News Aug 06, 2013
An enzyme that metabolizes the glucose needed for tumor growth is found in high concentrations in cancer cells, but in very few normal adult tissues. Deleting the gene for the enzyme stopped the growth of cancer in laboratory mice, with no associated adverse effects, reports Nissim Hay, UIC professor of biochemistry and molecular genetics, and his colleagues in the August 12 issue of Cancer Cell.
Targeting glucose metabolism for cancer therapy — while avoiding adverse effects in other parts of the body — has been a “questionable” strategy, Hay said. But he and his coworkers showed that the glucose-metabolism enzyme hexokinase-2 can be almost completely eliminated in adult mice without affecting normal metabolic functions or lifespan.
Hexokinase-2 is abundant in embryos but absent in most adult cells, where related enzymes take over its role in metabolism. One of the changes that mark a cell as cancerous is expression of the embryonic enzyme. Hay and his colleagues showed that the embryonic version is required for cancer cells to proliferate and grow, and that eliminating it halts tumor growth.
They developed a mouse strain in which they could silence or delete the HK2 gene in the adult animal, and they found that these mice could not develop or sustain lung or breast cancer tumors but were otherwise normal and healthy.
“We have deleted the HK2 gene systemically in these mice, and they have been living for more than two years now.

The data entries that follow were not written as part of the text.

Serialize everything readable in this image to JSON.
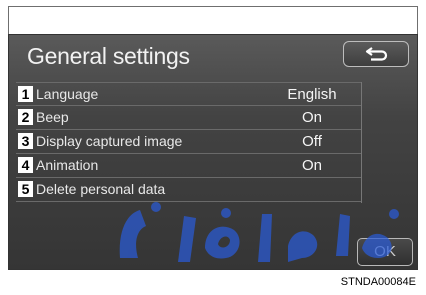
{
  "screen": {
    "title": "General settings",
    "back_icon": "return-arrow-icon"
  },
  "items": [
    {
      "number": "1",
      "label": "Language",
      "value": "English"
    },
    {
      "number": "2",
      "label": "Beep",
      "value": "On"
    },
    {
      "number": "3",
      "label": "Display captured image",
      "value": "Off"
    },
    {
      "number": "4",
      "label": "Animation",
      "value": "On"
    },
    {
      "number": "5",
      "label": "Delete personal data",
      "value": ""
    }
  ],
  "ok_label": "OK",
  "caption": "STNDA00084E",
  "watermark": {
    "text": "دی فارما",
    "color": "#2a5bd7"
  }
}
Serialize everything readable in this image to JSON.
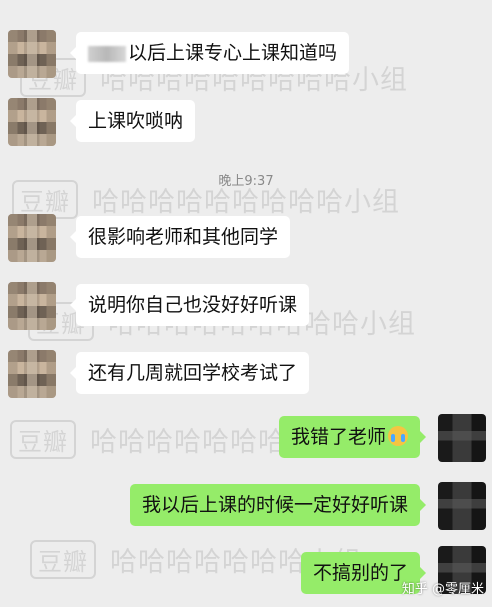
{
  "watermark": {
    "logo": "豆瓣",
    "group_text": "哈哈哈哈哈哈哈哈哈小组",
    "group_text_short": "哈哈哈哈哈哈哈小组"
  },
  "messages": [
    {
      "side": "left",
      "text": "以后上课专心上课知道吗"
    },
    {
      "side": "left",
      "text": "上课吹唢呐"
    },
    {
      "side": "left",
      "text": "很影响老师和其他同学"
    },
    {
      "side": "left",
      "text": "说明你自己也没好好听课"
    },
    {
      "side": "left",
      "text": "还有几周就回学校考试了"
    },
    {
      "side": "right",
      "text": "我错了老师"
    },
    {
      "side": "right",
      "text": "我以后上课的时候一定好好听课"
    },
    {
      "side": "right",
      "text": "不搞别的了"
    }
  ],
  "timestamp": "晚上9:37",
  "credit": "知乎 @零厘米",
  "colors": {
    "background": "#ededed",
    "left_bubble": "#ffffff",
    "right_bubble": "#95ec69"
  },
  "icons": {
    "emoji": "crying-face-icon"
  }
}
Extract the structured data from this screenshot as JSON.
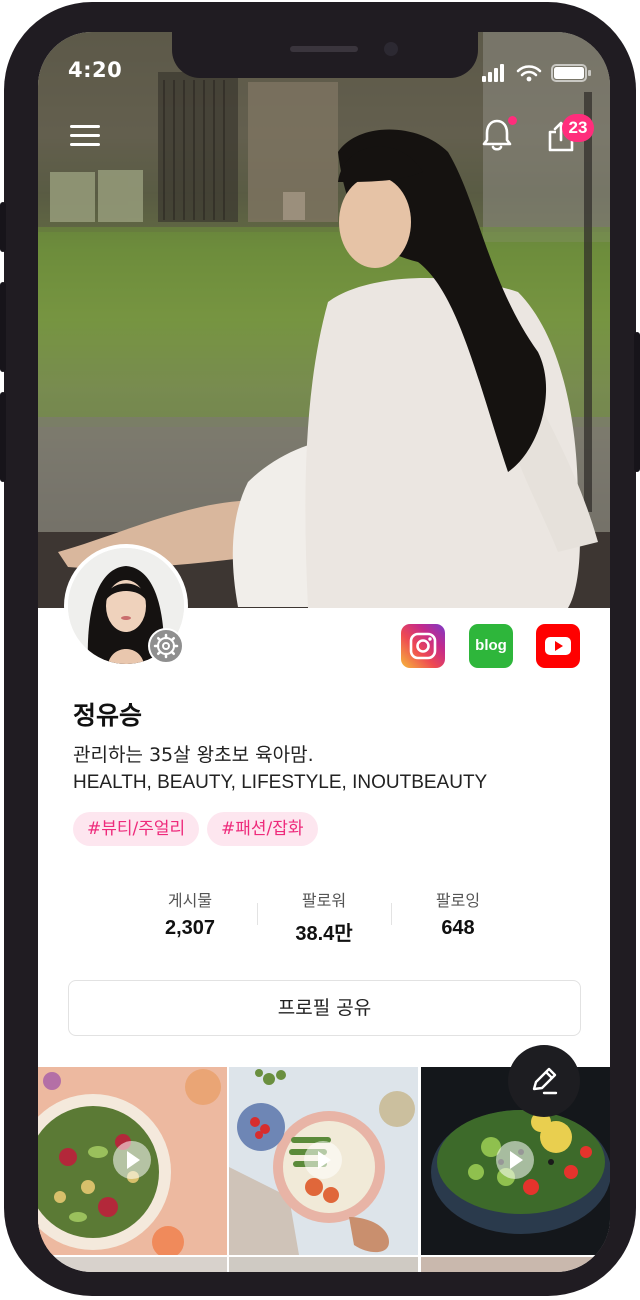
{
  "status_bar": {
    "time": "4:20"
  },
  "header": {
    "menu_icon": "hamburger-menu-icon",
    "notification_icon": "bell-icon",
    "share_icon": "share-upload-icon",
    "share_badge": "23"
  },
  "profile": {
    "name": "정유승",
    "bio_line1": "관리하는 35살 왕초보 육아맘.",
    "bio_line2": "HEALTH, BEAUTY, LIFESTYLE, INOUTBEAUTY",
    "tags": [
      "#뷰티/주얼리",
      "#패션/잡화"
    ],
    "sns": {
      "instagram_icon": "instagram-icon",
      "blog_label": "blog",
      "youtube_icon": "youtube-icon"
    }
  },
  "stats": [
    {
      "label": "게시물",
      "value": "2,307"
    },
    {
      "label": "팔로워",
      "value": "38.4만"
    },
    {
      "label": "팔로잉",
      "value": "648"
    }
  ],
  "share_button_label": "프로필 공유",
  "fab_icon": "pencil-edit-icon",
  "colors": {
    "accent": "#ff2d7c",
    "tag_bg": "#fde6ef",
    "tag_text": "#ee2a7b",
    "fab_bg": "#1d1d21"
  }
}
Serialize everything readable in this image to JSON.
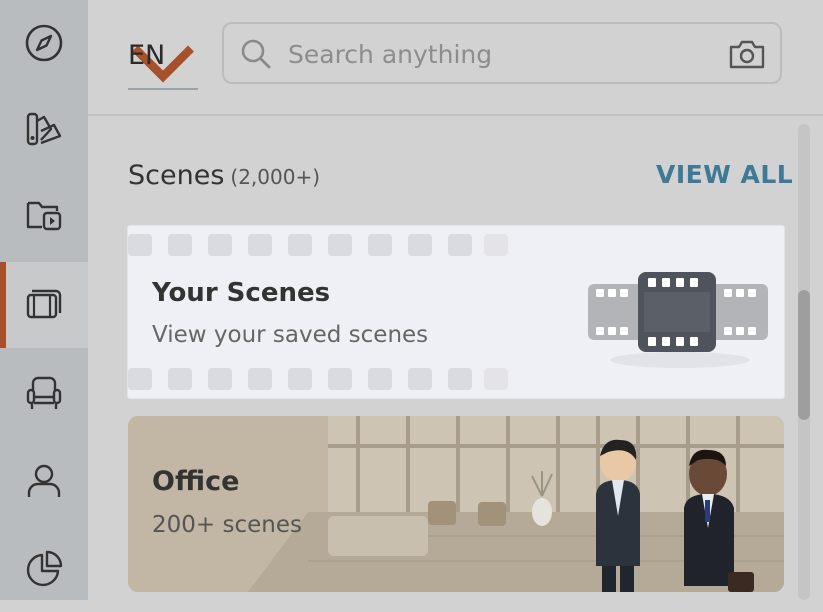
{
  "colors": {
    "rail_bg": "#b9bcbf",
    "accent": "#a7502c",
    "link": "#3e7a96"
  },
  "rail": {
    "items": [
      {
        "icon": "compass-icon",
        "active": false
      },
      {
        "icon": "palette-icon",
        "active": false
      },
      {
        "icon": "video-folder-icon",
        "active": false
      },
      {
        "icon": "scenes-icon",
        "active": true
      },
      {
        "icon": "chair-icon",
        "active": false
      },
      {
        "icon": "user-icon",
        "active": false
      },
      {
        "icon": "pie-chart-icon",
        "active": false
      }
    ]
  },
  "header": {
    "language": "EN",
    "search_placeholder": "Search anything"
  },
  "section": {
    "title": "Scenes",
    "count": "(2,000+)",
    "view_all": "VIEW ALL"
  },
  "cards": {
    "your_scenes": {
      "title": "Your Scenes",
      "subtitle": "View your saved scenes"
    },
    "office": {
      "title": "Office",
      "subtitle": "200+ scenes"
    }
  }
}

Their lifespan is the same as normal mice,” Hay said.
The researchers also looked at human lung and breast cancer cells in the lab, and found that if they eliminated all HK2, the cells stopped growing.
“We think that the process we used to delete the HK2 gene is not absolutely perfect, so there must be some low levels of HK2 in the mice. But that seems to be enough for the cells that use HK2, and the therapeutic effects on tumors in these mice are stable.”

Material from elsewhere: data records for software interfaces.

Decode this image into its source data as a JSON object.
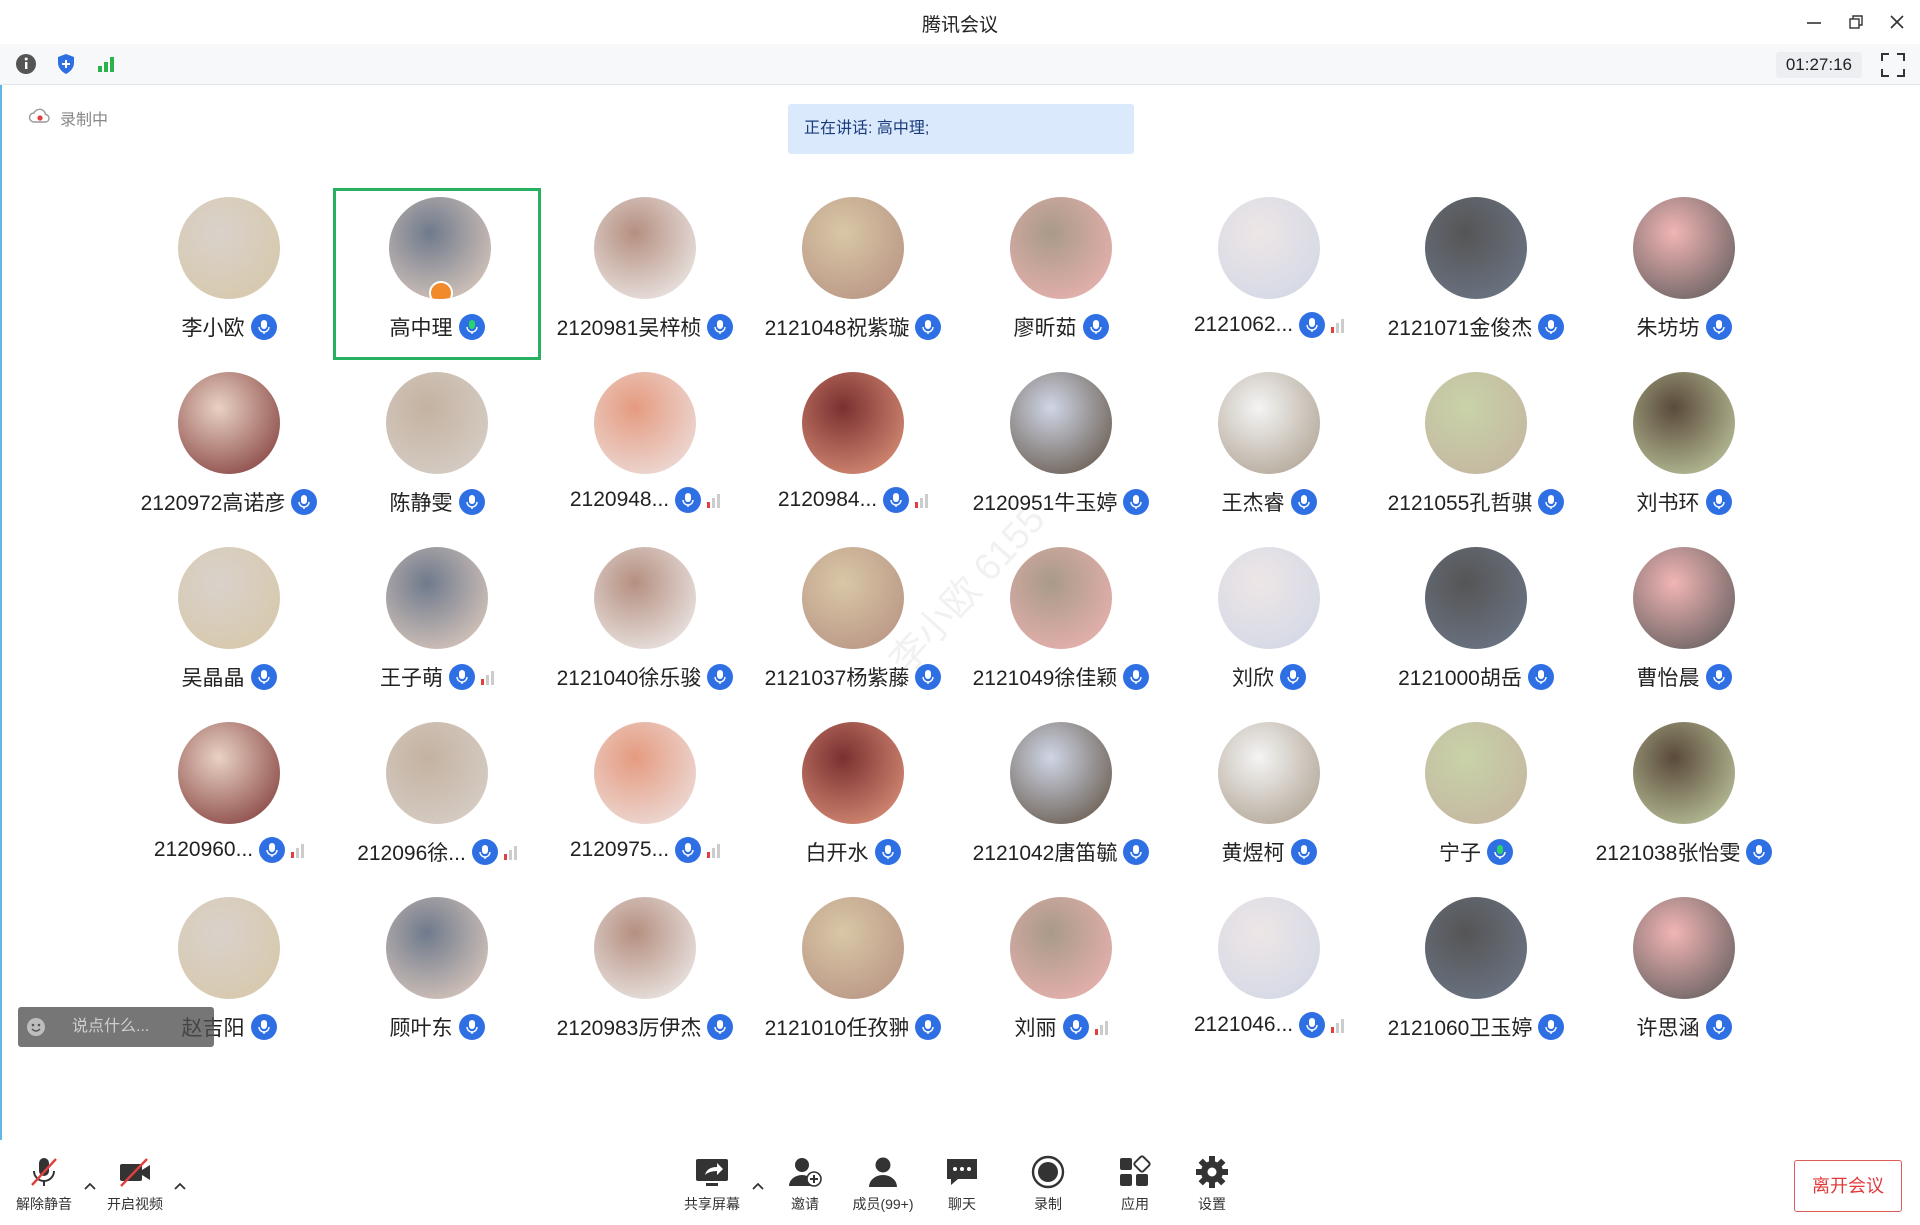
{
  "window": {
    "title": "腾讯会议",
    "controls": [
      "minimize-icon",
      "restore-icon",
      "close-icon"
    ]
  },
  "toolbar": {
    "icons": [
      "info-icon",
      "shield-icon",
      "signal-bars-icon"
    ],
    "timer": "01:27:16"
  },
  "status": {
    "recording_label": "录制中",
    "speaking_text": "正在讲话: 高中理;"
  },
  "colors": {
    "accent": "#2f6fe4",
    "active_border": "#27b05f",
    "leave": "#e23a3a",
    "speaking_bg": "#dbe9fd"
  },
  "participants": [
    {
      "name": "李小欧",
      "mic": "on"
    },
    {
      "name": "高中理",
      "mic": "speaking",
      "active": true,
      "host": true
    },
    {
      "name": "2120981吴梓桢",
      "mic": "on"
    },
    {
      "name": "2121048祝紫璇",
      "mic": "on"
    },
    {
      "name": "廖昕茹",
      "mic": "on"
    },
    {
      "name": "2121062...",
      "mic": "on",
      "weak_signal": true
    },
    {
      "name": "2121071金俊杰",
      "mic": "on"
    },
    {
      "name": "朱坊坊",
      "mic": "on"
    },
    {
      "name": "2120972高诺彦",
      "mic": "on"
    },
    {
      "name": "陈静雯",
      "mic": "on"
    },
    {
      "name": "2120948...",
      "mic": "on",
      "weak_signal": true
    },
    {
      "name": "2120984...",
      "mic": "on",
      "weak_signal": true
    },
    {
      "name": "2120951牛玉婷",
      "mic": "on"
    },
    {
      "name": "王杰睿",
      "mic": "on"
    },
    {
      "name": "2121055孔哲骐",
      "mic": "on"
    },
    {
      "name": "刘书环",
      "mic": "on"
    },
    {
      "name": "吴晶晶",
      "mic": "on"
    },
    {
      "name": "王子萌",
      "mic": "on",
      "weak_signal": true
    },
    {
      "name": "2121040徐乐骏",
      "mic": "on"
    },
    {
      "name": "2121037杨紫藤",
      "mic": "on"
    },
    {
      "name": "2121049徐佳颖",
      "mic": "on"
    },
    {
      "name": "刘欣",
      "mic": "on"
    },
    {
      "name": "2121000胡岳",
      "mic": "on"
    },
    {
      "name": "曹怡晨",
      "mic": "on"
    },
    {
      "name": "2120960...",
      "mic": "on",
      "weak_signal": true
    },
    {
      "name": "212096徐...",
      "mic": "on",
      "weak_signal": true
    },
    {
      "name": "2120975...",
      "mic": "on",
      "weak_signal": true
    },
    {
      "name": "白开水",
      "mic": "on"
    },
    {
      "name": "2121042唐笛毓",
      "mic": "on"
    },
    {
      "name": "黄煜柯",
      "mic": "on"
    },
    {
      "name": "宁子",
      "mic": "speaking"
    },
    {
      "name": "2121038张怡雯",
      "mic": "on"
    },
    {
      "name": "赵吉阳",
      "mic": "on"
    },
    {
      "name": "顾叶东",
      "mic": "on"
    },
    {
      "name": "2120983厉伊杰",
      "mic": "on"
    },
    {
      "name": "2121010任孜翀",
      "mic": "on"
    },
    {
      "name": "刘丽",
      "mic": "on",
      "weak_signal": true
    },
    {
      "name": "2121046...",
      "mic": "on",
      "weak_signal": true
    },
    {
      "name": "2121060卫玉婷",
      "mic": "on"
    },
    {
      "name": "许思涵",
      "mic": "on"
    }
  ],
  "chat": {
    "placeholder": "说点什么..."
  },
  "bottombar": {
    "unmute_label": "解除静音",
    "video_label": "开启视频",
    "share_label": "共享屏幕",
    "invite_label": "邀请",
    "members_label": "成员(99+)",
    "chat_label": "聊天",
    "record_label": "录制",
    "apps_label": "应用",
    "settings_label": "设置",
    "leave_label": "离开会议"
  }
}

Hay thinks the enzyme is involved in making the building-blocks for the DNA of cancer cells, which need lots of all cellular components as they rapidly divide.

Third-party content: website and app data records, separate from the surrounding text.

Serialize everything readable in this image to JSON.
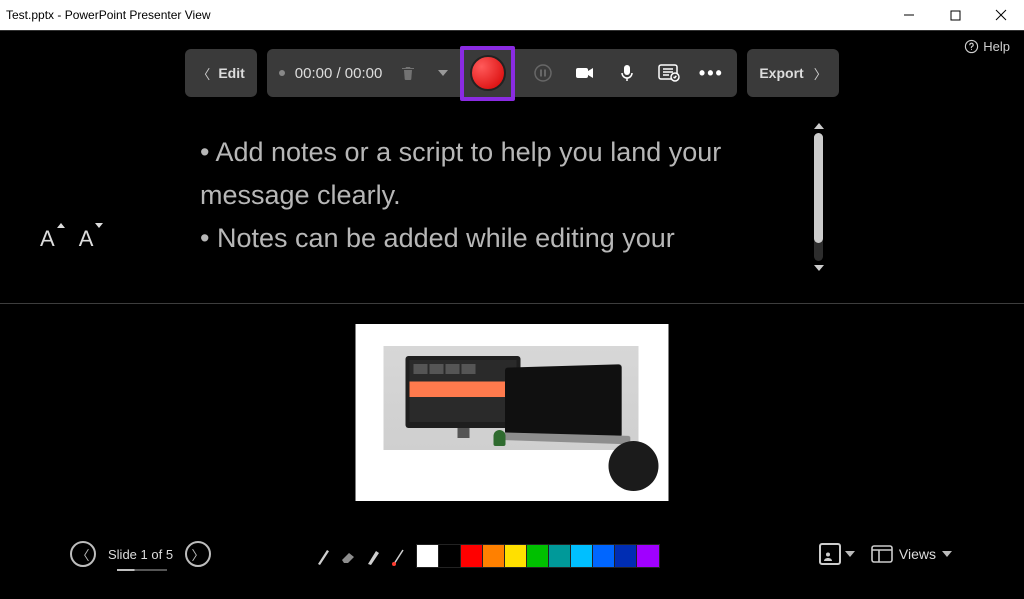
{
  "window": {
    "title": "Test.pptx - PowerPoint Presenter View"
  },
  "help_label": "Help",
  "toolbar": {
    "edit_label": "Edit",
    "timecode": "00:00 / 00:00",
    "export_label": "Export"
  },
  "notes": {
    "line1": "• Add notes or a script to help you land your message clearly.",
    "line2": "• Notes can be added while editing your"
  },
  "nav": {
    "position": "Slide 1 of 5"
  },
  "palette": [
    "#ffffff",
    "#000000",
    "#ff0000",
    "#ff8000",
    "#ffe000",
    "#00c000",
    "#009999",
    "#00bfff",
    "#0066ff",
    "#002db3",
    "#a000ff"
  ],
  "views_label": "Views"
}
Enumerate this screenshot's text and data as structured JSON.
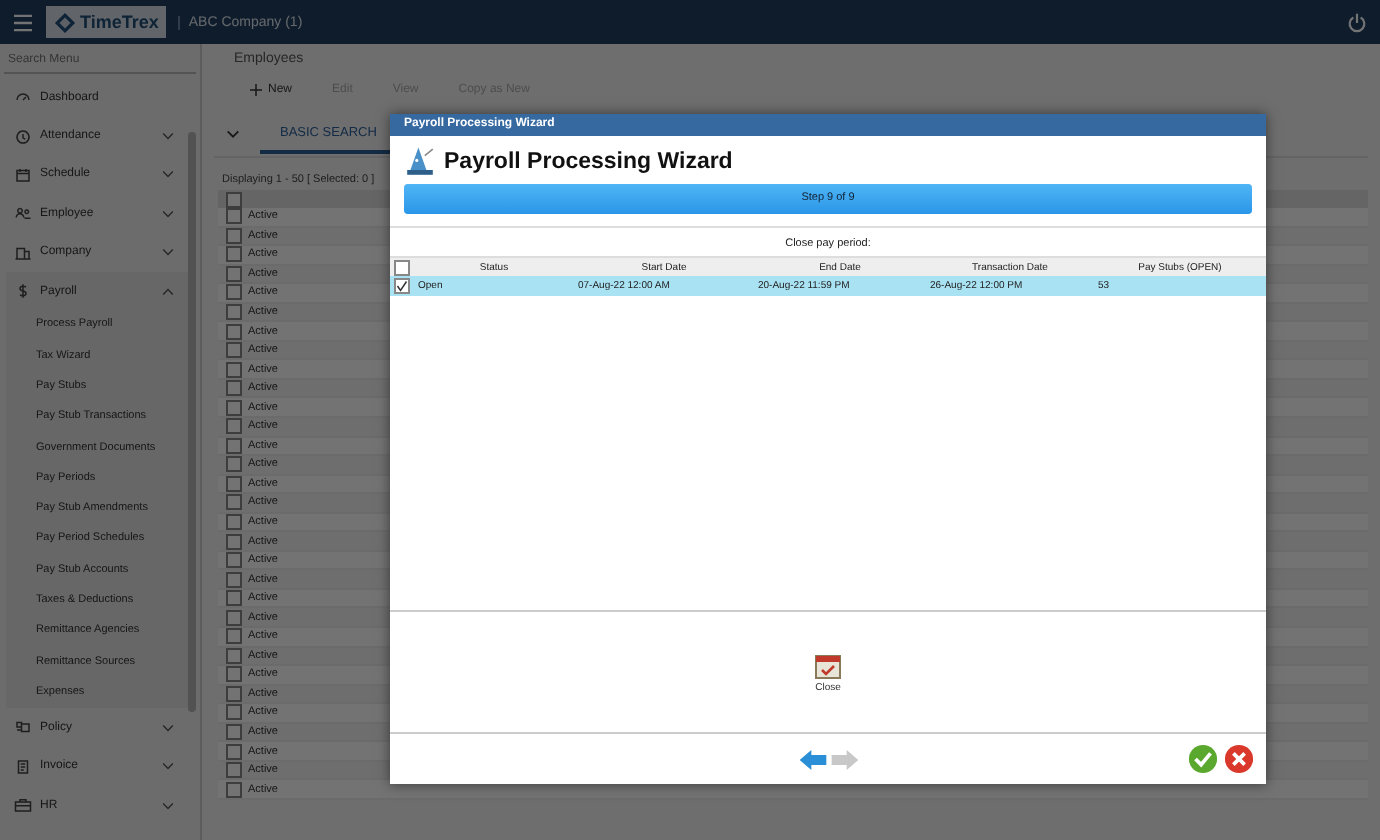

“Without HK2, the cancer cells don’t make enough DNA for new cells, and so tumor growth comes to a standstill,” said Hay.
Building on the relatively new discovery that metastatic cancer cells leave tumors and travel in clusters, not singles, a Vanderbilt University team learned the process is aided by leader-follower behavior. Like racecar drivers, the front cell expends vastly more energy making its way forward through tissue to establish a new tumor site.READ MORE